Web colors offer a zero-bandwidth means to change the look of your pages without adding graphics. They also allow you to increase the legibility of your pages, tune the background color to complement foreground art, and signal a broad change in context from one part of your site to another. Universalusability.com uses background colors as an easy way to enliven the visual impact of their otherwise low-bandwidth pages (fig. 11.18).
Picking the background color is easy in wysiwyg (what you see is what you get) web page layout programs such as Adobe Dreamweaver. Unfortunately, picking a color without one of these programs is a procedure only a propeller-head could enjoy. The color is specified in the tag in hexadecimal code, in which the six elements give the red, green, and blue values that blend to make the color. In the tag, the hex code is always preceded by a “#” sign: (#rrggbb). Because this whole business is now handled visually by the new generation of wysiwyg page editors and image editors like Adobe Photoshop, we will not delve further into the arcana of hexadecimal rgb color selection.
A primary factor affecting legibility is the contrast between text and background. Low-contrast type diminishes the reader’s ability to differentiate between the color of the background and the text, which in turn makes it difficult to distinguish letterforms. The web is rife with pages whose legibility is marginal because of poorly chosen background and text color combinations. Text that is hard to read is tiring for a fully sighted reader, and certain color combinations make pages unreadable for colorblind users (10 percent of males are partially colorblind) (fig. 11.19).

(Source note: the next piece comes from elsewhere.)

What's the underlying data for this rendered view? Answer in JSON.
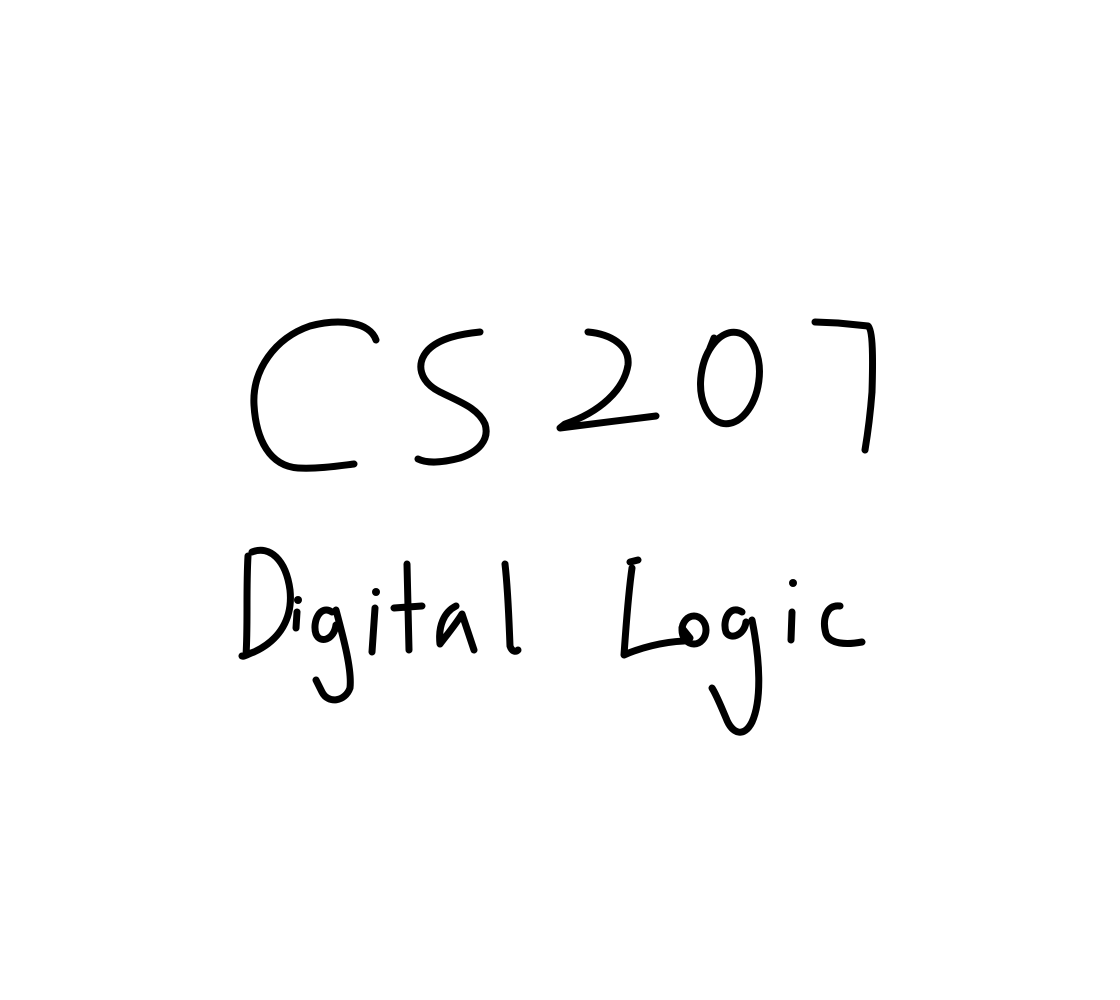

Contrast has the most influence on color differentiation—specifically brightness, or light-dark, contrast. Black text on a white (or slightly tinted) background yields the best overall type contrast and legibility. Black backgrounds are significantly less legible than white backgrounds, even when white type is used for maximum contrast. Colored backgrounds can work as an alternative to white if the colors are kept in muted tones and are low in overall color saturation (pastels, light grays, and light earth tones work best). Complementary colors, such as yellow and blue, produce more contrast than adjacent colors, such as orange and green.
Cascading Style Sheets offer powerful tools for designing layouts that include background graphics. With css, you can set a background graphic and define where it displays, whether it repeats, and, if so, in what direction, whether the image is fixed in place or scrolls with the page, and more. Background graphics can be attached to the entire page or to individual elements, such as the banner, navigation, or content area (fig. 11.20).
Your use of background graphics depends entirely on your goals for your web site. It is foolish to use large or visually complex background textures on any page that is heavily used by busy people looking for work-related information—the long download times, amateurish aesthetics, and poor legibility will simply annoy your users. That said, in the hands of a skilled graphic designer who is creating web pages designed for impact, the option to use background graphics opens up many interesting visual design possibilities.